December 5, 2006
Santa Rosa de Copán, Honduras
APROCOLA's 8 Most Wanted Finally Identified: Yes, that's right ladies and gentlemen. We have finally identified the 8 youth that will launch the first year of The Moses Project! "The what?" you say. The Moses Project, formerly known as Project Hope (and currently still identified on many locations of our web site as such). "What? Are you giving up on hope?" you decry. No. Hope is still our mainstay, but 2 causes have led to the name change. First, there is an organization in Tegucigalpa (our capital in Honduras) with the name "Project Hope" which caused us to add "Rural" to the name to avoid confusion with whatever it is that they do. "Project Rural Hope" is very descriptive, but not much of a name. Secondly, many people in the zone in which we are launching this project became fixated on the idea that the hope was really just for those fortunate 8 boys selected. Wrong!
According to the account in the Bible, Moses was born into the lowest class that existed in Egypt at the height of its glory. His people had no access to education at the same time that the royal courts of Egypt were the most advanced in the then known world. Moses was found as a baby and adopted by the Pharaoh's daughter, raised in the palace as the grandson of the most powerful man in the world and trained to be a leader. Moses became the leader that changed the history of the Jewish people after 400 years of decline in Egypt as he was the man used by God to extract the Israelites from their chains. Our objective has not changed at all! From the start, our objective has been to develop leaders that will impact their communities.
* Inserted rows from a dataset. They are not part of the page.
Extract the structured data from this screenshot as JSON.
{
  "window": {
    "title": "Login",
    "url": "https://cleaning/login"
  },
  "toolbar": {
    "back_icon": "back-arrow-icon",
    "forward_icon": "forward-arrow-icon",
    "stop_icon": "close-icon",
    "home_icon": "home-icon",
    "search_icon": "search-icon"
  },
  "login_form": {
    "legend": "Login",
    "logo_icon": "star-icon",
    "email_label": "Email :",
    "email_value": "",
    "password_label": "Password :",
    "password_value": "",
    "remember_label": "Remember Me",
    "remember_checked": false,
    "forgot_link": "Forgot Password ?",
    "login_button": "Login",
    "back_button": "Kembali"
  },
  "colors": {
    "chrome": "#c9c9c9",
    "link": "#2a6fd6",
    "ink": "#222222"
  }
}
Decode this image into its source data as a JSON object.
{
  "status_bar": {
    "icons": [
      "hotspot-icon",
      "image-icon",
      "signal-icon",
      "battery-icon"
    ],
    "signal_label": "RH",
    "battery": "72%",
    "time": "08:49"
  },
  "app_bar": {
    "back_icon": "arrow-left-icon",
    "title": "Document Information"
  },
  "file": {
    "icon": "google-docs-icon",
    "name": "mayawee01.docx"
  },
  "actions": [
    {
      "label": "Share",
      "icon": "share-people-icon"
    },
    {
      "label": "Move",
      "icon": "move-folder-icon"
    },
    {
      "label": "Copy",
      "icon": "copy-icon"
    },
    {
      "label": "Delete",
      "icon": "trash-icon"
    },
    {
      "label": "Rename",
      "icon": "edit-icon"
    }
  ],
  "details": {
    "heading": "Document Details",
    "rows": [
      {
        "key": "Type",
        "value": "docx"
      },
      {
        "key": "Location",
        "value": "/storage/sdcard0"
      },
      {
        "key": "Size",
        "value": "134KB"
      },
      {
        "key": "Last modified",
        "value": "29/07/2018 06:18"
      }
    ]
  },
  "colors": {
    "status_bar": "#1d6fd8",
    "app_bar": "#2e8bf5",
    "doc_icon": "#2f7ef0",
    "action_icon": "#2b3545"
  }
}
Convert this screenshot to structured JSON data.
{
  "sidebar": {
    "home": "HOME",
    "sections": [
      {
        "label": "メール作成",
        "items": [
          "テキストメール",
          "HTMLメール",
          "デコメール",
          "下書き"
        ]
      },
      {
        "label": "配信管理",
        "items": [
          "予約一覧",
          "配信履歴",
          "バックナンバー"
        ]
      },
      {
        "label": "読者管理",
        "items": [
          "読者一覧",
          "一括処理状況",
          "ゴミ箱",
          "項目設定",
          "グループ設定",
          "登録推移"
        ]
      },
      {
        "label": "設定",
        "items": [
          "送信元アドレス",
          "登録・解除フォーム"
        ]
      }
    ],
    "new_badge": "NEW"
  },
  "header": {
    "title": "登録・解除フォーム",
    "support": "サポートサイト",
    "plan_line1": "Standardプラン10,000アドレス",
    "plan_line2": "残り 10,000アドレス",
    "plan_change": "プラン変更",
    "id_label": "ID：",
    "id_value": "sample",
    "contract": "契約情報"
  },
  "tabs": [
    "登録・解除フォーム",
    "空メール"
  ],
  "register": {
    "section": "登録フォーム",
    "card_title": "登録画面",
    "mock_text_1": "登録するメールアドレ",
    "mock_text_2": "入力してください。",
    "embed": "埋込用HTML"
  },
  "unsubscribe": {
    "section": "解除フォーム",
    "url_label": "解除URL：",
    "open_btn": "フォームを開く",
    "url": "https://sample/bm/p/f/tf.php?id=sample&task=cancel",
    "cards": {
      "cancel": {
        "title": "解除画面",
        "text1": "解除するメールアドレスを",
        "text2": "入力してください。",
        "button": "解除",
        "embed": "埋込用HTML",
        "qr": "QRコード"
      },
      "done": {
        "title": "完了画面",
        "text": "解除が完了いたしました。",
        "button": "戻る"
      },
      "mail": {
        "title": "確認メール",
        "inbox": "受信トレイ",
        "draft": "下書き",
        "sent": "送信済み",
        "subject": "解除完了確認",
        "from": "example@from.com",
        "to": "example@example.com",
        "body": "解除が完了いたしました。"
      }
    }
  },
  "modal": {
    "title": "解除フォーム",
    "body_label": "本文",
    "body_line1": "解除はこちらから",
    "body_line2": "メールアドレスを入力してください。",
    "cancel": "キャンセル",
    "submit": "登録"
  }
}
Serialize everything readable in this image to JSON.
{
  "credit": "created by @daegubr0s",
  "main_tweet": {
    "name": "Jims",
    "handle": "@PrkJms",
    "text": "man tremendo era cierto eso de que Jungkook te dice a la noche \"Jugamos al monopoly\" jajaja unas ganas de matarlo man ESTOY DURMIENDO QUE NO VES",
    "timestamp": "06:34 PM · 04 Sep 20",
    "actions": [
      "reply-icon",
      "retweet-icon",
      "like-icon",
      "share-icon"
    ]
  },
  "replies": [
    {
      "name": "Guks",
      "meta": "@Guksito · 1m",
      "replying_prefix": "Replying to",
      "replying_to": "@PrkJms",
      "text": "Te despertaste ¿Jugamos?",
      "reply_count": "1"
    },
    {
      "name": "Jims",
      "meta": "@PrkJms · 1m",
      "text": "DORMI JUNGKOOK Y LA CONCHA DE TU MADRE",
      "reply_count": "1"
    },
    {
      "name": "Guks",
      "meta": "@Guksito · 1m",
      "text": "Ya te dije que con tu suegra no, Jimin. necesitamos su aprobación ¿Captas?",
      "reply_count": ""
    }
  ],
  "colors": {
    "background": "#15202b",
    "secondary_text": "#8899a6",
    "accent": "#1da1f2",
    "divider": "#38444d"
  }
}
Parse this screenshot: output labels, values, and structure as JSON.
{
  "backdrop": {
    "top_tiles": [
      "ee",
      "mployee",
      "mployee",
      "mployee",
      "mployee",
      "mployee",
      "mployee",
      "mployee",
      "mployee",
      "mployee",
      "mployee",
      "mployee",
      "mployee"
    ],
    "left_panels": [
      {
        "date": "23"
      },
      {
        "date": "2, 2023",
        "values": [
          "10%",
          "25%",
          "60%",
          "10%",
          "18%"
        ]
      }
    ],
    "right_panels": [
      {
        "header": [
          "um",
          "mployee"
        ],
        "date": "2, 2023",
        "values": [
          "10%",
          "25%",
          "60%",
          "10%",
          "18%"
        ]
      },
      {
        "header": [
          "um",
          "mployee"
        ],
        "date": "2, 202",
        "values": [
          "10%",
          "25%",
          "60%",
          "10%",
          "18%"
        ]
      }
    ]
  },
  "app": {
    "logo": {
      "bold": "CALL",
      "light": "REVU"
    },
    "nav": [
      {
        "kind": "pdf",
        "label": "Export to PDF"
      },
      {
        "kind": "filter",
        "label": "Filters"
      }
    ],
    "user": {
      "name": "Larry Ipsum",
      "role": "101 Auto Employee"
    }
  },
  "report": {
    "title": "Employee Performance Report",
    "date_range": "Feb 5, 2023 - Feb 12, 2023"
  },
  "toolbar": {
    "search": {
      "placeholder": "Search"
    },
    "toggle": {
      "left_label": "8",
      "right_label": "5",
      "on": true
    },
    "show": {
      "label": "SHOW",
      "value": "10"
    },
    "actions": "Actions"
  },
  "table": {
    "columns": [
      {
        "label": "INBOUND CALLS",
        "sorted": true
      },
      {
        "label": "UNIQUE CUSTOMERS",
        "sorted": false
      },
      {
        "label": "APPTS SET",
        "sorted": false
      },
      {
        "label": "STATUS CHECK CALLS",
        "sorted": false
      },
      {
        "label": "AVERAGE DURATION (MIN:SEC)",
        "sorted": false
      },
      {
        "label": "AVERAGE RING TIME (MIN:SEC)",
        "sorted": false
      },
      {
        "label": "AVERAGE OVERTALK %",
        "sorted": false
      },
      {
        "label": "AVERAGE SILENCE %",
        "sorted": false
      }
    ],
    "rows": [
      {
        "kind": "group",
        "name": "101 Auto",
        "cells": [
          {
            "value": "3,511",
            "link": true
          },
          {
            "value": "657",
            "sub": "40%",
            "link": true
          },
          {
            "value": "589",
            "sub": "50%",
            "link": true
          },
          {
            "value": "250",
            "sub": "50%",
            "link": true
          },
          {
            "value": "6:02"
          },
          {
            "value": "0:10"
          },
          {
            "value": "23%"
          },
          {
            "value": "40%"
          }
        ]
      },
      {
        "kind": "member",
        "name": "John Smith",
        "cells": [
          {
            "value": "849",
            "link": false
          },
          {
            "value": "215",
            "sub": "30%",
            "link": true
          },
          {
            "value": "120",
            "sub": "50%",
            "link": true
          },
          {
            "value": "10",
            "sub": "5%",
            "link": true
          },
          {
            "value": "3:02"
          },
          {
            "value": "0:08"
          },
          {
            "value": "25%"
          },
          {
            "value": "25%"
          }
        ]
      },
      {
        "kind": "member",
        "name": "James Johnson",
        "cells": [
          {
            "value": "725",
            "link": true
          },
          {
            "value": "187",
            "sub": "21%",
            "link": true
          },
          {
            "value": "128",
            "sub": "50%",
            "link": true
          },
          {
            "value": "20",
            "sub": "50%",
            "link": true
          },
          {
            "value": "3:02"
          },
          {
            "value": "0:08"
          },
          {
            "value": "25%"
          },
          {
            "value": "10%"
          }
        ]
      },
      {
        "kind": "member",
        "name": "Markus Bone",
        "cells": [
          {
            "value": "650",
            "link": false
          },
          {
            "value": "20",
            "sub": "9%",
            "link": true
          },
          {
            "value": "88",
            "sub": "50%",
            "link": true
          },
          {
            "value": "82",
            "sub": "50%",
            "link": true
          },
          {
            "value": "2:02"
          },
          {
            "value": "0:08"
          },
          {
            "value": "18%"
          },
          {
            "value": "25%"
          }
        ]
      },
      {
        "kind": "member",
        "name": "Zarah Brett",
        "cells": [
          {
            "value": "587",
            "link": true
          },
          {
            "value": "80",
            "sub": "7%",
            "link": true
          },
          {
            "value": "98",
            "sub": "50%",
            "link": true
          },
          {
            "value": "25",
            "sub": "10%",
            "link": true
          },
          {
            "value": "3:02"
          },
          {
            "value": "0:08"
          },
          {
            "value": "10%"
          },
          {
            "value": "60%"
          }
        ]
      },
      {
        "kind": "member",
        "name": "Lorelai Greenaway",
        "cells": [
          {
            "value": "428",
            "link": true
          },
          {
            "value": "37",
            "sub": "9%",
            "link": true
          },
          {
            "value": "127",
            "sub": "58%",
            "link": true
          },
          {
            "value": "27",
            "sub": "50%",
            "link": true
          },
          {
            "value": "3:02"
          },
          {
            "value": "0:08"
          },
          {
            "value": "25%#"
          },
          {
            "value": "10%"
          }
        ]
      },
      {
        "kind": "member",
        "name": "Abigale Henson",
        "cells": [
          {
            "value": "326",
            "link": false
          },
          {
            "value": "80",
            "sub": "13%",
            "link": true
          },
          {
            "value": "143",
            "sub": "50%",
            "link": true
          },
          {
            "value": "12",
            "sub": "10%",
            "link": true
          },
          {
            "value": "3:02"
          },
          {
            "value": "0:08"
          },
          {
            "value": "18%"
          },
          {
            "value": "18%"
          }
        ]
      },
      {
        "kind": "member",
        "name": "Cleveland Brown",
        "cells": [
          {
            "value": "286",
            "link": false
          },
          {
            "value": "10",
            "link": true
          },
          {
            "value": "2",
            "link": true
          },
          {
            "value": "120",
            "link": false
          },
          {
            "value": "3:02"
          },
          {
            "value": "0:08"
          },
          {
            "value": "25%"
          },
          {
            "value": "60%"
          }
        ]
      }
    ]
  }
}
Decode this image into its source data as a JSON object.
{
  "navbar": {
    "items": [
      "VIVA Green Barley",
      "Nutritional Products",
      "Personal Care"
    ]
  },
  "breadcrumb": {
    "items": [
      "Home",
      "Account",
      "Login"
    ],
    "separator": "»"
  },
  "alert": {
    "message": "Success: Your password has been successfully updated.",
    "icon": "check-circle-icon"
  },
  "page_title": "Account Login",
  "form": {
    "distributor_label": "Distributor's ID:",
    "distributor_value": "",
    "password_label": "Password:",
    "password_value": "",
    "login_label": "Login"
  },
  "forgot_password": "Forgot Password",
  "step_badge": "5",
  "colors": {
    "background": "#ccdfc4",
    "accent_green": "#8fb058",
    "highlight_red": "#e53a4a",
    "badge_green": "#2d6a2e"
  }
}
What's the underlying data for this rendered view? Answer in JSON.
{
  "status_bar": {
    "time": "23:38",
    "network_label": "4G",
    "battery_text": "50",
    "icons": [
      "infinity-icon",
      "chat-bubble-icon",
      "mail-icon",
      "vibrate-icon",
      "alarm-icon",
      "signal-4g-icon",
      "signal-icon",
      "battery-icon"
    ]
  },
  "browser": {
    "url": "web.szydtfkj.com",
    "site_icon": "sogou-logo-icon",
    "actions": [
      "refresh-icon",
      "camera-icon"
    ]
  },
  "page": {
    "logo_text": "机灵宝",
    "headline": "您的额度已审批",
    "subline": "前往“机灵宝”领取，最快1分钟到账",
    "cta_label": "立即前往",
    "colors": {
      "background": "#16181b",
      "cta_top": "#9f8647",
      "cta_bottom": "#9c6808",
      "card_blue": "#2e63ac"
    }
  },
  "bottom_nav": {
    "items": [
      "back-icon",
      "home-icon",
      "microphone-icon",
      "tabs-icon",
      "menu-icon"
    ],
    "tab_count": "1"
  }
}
OK, back to the breaking news... this past Saturday we had invited 13 families, from among the applicants, to come to Santa Rosa de Copán where we would interview the applicant along with both parents. We view the commitment of the parents as equally important given the influence that parents can and do exert here for the better or the worse. Originally we had targetted 15 as the magic number for final interviews, but after visiting the schools in the area and visiting 12 of applicants families (sometimes with Alma and / or Fredy) to conduct brief interviews and information sharing, we determined that in the zone we targetted, we didn't have 15 applicants that fit the profile. On the day of the interviews, one father came in from a village to ask if we would consider his son -- unfortunately, he came a week too late for this year.
The result of a long day of shuttling people back and forth to the bus terminal, feeding pastelitos and pupusas to hungry arrivers, asking questions that at times were incomprehensible to the parents (we learned to eliminate some of the more theoretical questions), and finally comparing notes among the interviewers (started with 4 and ended with 3) was... the selection of 8 youth from the area just north of Santa Rosa de Copán to participate in the innagural year of our 3 year leadership development program.
The guys range from 14.5 to 17.5 years old, 90 lbs to 130 lbswith a variety of backgrounds and living conditions. Six of the 8 boys currently live with both parents, one father has passed away and the final youth (who scored the highest in the interviews) is currently living with nuns to study in a community too far from home to commute each day although both his parents are alive and supporting his endeavors. I believe I can safely say that all 8 of the youth currently spend December and January picking coffee for survival wages. One youth lives in a brick home while the balance have homes made either of mud blocks (normally plastered with cement) or a wood lattice structure that is then plastered with mud. Some have electricity; some have water that comes to their yard; none have indoor bathrooms; I expect that none have ever taken a hot shower.
For full details and pictures of each of the youth, please check out the Participants page of the Moses Project part of our website (just click on the word Participants above to be redirected to the page).
Two other events worthy of note occurred since our past news update. First, coffee harvest started. It goes in stages and last week we completed the first stage, picking that which is ripe. Now we wait for another couple weeks to do another pass and repeat this every 3 weeks or so. The first harvest netted about 350lbs of coffee cherries (raw with shell) which we sold for just under $0.10 per lb. Of that 350lbs, they'll be able to produce about 63 lbs of finished coffee. The next harvest will be a larger quantity and we'll take it to a "beneficio" to be shelled and fermented before we dry it ourselves at the farm. This process knocks off about 35% of the weight, but increases the net value by 6x.
The other event was "CARS". Yup, we found the DVD for Cars at PriceSmart while we were in San Pedro the other day and presented it to kids from the neighborhood at La Roca. We had a good time and the kids loved it. We're going to loan it to the trade school so that they can show it to kids from their surrounding neighborhood who are now on school vacation (mid November through January is vacation in Honduras -- timed to allow them to go pick coffee...). Closer to Christmas we're going to show Polar Express at La Roca as well.
We still need to hire the house-parents, and have been speaking with various community leaders to help us identify good candidates. This couple will have a tremendous influence on the attitudes of the youth and as such, are critical to our program.
We always welcome your feedback, so feel free to contact me at firstname.lastname@example.org.